*** Data in this exercise Section Begins ***

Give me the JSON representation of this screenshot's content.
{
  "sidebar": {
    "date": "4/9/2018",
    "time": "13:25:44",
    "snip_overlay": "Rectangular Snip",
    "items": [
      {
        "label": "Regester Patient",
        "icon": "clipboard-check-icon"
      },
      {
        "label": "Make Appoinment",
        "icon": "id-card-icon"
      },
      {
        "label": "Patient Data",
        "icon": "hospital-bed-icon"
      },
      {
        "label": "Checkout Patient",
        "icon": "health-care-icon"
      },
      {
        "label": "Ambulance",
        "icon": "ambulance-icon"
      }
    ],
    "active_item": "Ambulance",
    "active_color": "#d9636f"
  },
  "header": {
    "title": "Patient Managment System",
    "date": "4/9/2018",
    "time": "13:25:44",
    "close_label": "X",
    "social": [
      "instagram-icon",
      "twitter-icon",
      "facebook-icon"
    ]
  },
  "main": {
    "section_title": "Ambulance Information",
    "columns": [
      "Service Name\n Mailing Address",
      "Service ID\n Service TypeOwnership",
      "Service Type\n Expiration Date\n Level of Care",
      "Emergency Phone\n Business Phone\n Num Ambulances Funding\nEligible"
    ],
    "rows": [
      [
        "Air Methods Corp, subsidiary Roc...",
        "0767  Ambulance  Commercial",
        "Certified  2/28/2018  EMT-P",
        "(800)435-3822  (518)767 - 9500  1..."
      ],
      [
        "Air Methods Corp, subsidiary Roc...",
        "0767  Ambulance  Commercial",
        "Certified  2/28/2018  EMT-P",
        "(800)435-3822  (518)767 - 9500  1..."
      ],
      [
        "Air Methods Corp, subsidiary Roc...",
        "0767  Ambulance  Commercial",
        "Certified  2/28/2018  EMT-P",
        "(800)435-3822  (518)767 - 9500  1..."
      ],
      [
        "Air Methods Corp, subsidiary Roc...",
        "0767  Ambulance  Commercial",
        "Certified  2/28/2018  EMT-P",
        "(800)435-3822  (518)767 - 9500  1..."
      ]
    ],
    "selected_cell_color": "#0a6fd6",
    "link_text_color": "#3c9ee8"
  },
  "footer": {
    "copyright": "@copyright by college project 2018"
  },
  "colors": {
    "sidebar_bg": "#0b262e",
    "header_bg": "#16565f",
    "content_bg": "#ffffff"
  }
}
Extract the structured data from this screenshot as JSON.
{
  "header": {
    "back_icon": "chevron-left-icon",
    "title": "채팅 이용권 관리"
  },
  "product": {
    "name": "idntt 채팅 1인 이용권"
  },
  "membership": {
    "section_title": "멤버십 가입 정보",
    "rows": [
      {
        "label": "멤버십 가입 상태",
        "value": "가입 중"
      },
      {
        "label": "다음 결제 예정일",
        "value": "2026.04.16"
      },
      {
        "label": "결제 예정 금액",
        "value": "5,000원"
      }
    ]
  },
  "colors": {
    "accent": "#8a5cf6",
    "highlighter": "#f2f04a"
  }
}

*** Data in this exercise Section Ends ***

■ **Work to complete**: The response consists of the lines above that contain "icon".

■ **Answer to the exercise**:
        "icon": "clipboard-check-icon"
        "icon": "id-card-icon"
        "icon": "hospital-bed-icon"
        "icon": "health-care-icon"
        "icon": "ambulance-icon"
      "instagram-icon",
      "twitter-icon",
      "facebook-icon"
    "back_icon": "chevron-left-icon",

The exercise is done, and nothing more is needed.